> **Required work**
In the data below, find each line carrying the string "entregue" and copy it out.

> **Data for this exercise**

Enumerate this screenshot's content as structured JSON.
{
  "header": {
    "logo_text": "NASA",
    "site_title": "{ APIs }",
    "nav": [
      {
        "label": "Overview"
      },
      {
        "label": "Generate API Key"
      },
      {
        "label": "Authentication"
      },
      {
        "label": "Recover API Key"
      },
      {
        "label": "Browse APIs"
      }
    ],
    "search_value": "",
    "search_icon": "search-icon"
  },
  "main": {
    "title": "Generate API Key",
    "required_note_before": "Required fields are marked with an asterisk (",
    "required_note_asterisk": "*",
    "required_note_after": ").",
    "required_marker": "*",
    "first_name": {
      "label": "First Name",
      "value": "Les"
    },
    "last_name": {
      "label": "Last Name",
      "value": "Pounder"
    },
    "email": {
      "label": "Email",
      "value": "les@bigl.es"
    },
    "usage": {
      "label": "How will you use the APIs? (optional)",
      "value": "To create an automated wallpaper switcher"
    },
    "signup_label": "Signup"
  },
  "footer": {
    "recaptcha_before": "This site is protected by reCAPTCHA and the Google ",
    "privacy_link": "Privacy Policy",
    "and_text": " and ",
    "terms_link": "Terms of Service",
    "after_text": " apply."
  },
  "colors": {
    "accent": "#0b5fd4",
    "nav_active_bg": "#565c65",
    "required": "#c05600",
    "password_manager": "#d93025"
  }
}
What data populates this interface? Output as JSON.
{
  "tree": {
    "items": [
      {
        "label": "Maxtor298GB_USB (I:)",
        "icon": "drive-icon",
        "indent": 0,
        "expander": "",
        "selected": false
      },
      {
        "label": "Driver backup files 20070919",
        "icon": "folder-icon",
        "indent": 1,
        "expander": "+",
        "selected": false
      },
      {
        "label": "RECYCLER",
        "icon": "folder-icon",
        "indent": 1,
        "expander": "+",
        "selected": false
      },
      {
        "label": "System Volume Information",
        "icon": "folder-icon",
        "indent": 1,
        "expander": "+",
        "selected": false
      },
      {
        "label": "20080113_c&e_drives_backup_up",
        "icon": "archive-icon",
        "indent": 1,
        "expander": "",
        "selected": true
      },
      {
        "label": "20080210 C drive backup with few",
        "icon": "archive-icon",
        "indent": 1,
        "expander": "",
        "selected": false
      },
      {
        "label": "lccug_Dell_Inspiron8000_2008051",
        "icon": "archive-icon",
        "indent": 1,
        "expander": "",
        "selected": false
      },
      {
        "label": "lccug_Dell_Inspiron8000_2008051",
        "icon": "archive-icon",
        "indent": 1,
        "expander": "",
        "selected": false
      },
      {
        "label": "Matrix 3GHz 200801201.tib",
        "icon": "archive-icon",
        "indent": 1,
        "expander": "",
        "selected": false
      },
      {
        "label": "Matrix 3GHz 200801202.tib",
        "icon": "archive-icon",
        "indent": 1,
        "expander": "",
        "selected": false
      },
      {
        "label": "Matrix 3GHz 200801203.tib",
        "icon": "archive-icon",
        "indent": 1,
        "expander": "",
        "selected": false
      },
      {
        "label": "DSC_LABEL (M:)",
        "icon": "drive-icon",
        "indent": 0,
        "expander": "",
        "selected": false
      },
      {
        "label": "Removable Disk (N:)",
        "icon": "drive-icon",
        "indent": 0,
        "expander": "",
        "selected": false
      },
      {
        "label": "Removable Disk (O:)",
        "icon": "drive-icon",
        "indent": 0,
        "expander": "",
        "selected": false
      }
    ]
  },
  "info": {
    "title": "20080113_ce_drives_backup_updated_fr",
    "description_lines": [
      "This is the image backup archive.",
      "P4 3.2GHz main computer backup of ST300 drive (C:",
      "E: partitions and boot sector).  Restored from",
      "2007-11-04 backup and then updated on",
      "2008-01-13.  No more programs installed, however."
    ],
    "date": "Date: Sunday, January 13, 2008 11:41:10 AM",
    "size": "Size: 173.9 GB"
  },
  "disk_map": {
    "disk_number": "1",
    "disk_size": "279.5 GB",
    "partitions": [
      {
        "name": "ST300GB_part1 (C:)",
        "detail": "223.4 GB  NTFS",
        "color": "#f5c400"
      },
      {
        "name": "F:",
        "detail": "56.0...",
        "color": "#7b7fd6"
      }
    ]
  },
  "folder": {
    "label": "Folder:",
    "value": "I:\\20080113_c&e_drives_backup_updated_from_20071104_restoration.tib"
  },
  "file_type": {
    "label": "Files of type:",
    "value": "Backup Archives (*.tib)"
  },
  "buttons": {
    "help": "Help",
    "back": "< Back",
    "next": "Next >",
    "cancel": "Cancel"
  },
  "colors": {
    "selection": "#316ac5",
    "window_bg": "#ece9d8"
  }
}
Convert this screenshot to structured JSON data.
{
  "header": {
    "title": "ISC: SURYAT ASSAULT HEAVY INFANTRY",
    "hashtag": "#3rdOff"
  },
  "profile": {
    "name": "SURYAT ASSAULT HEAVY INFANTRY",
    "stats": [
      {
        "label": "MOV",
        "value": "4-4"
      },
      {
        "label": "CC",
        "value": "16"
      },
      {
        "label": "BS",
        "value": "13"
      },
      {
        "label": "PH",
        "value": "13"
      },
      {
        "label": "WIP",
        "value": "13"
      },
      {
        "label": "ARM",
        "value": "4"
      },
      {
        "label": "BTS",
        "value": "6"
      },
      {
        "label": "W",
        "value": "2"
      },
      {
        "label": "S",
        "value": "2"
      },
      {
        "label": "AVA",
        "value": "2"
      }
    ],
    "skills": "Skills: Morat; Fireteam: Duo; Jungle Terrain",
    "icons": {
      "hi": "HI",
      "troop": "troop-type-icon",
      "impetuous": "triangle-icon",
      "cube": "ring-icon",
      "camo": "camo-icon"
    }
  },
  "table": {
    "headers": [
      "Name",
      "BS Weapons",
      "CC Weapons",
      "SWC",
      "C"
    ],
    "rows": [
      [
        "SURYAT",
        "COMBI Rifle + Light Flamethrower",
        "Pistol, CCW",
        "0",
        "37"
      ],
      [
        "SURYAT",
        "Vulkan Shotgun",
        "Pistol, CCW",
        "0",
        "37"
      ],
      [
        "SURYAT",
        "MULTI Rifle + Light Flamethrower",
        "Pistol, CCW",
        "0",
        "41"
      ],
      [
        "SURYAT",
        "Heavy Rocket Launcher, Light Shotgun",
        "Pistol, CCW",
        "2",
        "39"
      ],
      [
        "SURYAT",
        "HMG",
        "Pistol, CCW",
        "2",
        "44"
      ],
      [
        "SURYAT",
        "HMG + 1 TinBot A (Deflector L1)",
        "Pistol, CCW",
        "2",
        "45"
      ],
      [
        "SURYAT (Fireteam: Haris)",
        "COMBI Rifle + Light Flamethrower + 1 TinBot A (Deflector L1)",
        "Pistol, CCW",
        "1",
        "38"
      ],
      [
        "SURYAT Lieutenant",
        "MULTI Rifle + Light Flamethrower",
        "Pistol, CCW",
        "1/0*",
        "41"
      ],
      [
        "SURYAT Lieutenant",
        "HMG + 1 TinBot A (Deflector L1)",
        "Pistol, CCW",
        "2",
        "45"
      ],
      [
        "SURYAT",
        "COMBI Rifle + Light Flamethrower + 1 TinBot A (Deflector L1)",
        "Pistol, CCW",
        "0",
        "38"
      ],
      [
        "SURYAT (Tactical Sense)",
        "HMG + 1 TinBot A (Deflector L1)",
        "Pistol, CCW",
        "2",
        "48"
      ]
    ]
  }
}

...

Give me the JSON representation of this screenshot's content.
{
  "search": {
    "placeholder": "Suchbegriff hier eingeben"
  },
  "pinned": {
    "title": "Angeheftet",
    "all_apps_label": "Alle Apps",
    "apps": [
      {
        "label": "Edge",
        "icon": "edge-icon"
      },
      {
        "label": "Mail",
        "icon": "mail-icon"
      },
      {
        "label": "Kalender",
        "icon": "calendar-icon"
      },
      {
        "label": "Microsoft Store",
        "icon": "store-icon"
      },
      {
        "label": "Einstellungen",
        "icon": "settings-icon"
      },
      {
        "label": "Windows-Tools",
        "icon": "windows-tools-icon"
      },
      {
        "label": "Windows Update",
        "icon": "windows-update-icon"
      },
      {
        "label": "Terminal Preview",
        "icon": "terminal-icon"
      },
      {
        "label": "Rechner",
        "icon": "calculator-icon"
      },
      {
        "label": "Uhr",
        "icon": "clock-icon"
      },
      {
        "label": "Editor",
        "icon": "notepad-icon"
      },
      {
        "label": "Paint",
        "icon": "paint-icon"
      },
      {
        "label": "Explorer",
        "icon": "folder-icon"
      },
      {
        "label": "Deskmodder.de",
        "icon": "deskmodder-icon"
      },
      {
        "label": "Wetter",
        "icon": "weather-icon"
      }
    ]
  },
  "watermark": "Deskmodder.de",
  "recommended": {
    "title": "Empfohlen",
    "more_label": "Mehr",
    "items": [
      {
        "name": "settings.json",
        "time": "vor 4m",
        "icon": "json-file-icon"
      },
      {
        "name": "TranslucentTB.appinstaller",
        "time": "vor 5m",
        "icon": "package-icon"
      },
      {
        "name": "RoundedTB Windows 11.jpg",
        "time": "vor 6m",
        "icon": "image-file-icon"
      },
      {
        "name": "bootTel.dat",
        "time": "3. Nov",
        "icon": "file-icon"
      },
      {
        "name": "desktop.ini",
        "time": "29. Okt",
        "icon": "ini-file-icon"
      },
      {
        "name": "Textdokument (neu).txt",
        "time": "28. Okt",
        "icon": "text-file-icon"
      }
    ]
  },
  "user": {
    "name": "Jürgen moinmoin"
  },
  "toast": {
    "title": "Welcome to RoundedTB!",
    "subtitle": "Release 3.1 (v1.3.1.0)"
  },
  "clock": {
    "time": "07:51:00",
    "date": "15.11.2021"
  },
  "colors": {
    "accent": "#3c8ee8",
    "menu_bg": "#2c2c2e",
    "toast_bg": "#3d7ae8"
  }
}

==

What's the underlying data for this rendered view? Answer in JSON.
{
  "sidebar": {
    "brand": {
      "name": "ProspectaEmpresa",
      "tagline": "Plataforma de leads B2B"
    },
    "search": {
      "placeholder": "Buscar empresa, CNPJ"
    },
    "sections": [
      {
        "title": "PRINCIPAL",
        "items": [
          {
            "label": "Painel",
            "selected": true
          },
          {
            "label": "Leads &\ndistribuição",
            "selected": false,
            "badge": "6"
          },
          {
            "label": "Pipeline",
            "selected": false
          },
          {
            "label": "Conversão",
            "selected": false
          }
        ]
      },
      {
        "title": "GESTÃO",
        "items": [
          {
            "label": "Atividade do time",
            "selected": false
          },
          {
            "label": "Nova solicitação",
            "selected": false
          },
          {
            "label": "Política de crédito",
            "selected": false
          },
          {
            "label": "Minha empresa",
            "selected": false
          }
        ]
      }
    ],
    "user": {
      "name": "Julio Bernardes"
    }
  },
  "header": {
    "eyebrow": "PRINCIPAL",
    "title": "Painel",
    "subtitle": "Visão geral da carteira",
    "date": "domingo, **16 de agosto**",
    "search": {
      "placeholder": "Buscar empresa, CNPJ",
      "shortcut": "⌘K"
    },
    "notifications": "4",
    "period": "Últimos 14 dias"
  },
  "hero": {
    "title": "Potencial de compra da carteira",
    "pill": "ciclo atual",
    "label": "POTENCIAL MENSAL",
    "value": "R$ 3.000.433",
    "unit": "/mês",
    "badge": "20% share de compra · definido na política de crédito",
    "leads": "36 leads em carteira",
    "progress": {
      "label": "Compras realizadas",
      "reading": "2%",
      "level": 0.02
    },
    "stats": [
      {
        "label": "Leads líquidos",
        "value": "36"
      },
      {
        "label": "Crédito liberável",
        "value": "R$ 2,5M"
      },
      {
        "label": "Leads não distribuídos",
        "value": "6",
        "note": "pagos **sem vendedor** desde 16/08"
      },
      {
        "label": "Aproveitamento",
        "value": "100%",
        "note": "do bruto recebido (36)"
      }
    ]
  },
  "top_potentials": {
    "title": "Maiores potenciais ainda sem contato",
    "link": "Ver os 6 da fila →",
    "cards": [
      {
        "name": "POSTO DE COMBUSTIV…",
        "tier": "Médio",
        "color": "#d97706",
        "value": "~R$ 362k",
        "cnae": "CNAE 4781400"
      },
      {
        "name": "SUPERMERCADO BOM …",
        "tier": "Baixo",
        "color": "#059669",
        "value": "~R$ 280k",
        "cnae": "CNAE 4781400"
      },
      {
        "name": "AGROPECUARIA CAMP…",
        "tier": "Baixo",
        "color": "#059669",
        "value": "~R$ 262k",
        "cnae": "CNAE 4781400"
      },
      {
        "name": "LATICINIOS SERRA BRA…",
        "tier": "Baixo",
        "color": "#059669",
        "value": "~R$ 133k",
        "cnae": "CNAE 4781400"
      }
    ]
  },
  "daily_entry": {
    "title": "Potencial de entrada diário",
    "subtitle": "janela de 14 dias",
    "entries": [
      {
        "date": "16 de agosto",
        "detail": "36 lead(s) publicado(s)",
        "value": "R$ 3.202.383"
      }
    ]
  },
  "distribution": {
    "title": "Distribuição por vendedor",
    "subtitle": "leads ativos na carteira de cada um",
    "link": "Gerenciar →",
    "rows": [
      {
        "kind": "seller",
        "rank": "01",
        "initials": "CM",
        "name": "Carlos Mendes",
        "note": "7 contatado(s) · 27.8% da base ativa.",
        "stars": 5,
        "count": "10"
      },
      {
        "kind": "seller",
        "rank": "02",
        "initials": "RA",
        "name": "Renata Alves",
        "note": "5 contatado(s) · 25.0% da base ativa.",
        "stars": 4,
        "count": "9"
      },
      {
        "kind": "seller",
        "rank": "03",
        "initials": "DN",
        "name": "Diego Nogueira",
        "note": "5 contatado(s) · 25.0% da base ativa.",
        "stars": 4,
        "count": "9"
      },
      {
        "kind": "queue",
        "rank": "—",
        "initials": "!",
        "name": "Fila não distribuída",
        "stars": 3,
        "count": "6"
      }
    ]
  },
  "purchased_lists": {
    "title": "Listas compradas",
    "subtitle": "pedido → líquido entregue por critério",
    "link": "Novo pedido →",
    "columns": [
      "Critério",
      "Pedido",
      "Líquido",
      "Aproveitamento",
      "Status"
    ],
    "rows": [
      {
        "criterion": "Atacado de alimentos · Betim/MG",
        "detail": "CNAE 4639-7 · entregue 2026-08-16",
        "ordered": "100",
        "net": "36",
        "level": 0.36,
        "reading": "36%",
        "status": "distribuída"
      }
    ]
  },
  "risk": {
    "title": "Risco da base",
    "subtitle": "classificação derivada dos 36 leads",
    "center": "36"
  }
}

> **Expected answer**
    "subtitle": "pedido → líquido entregue por critério",
        "detail": "CNAE 4639-7 · entregue 2026-08-16",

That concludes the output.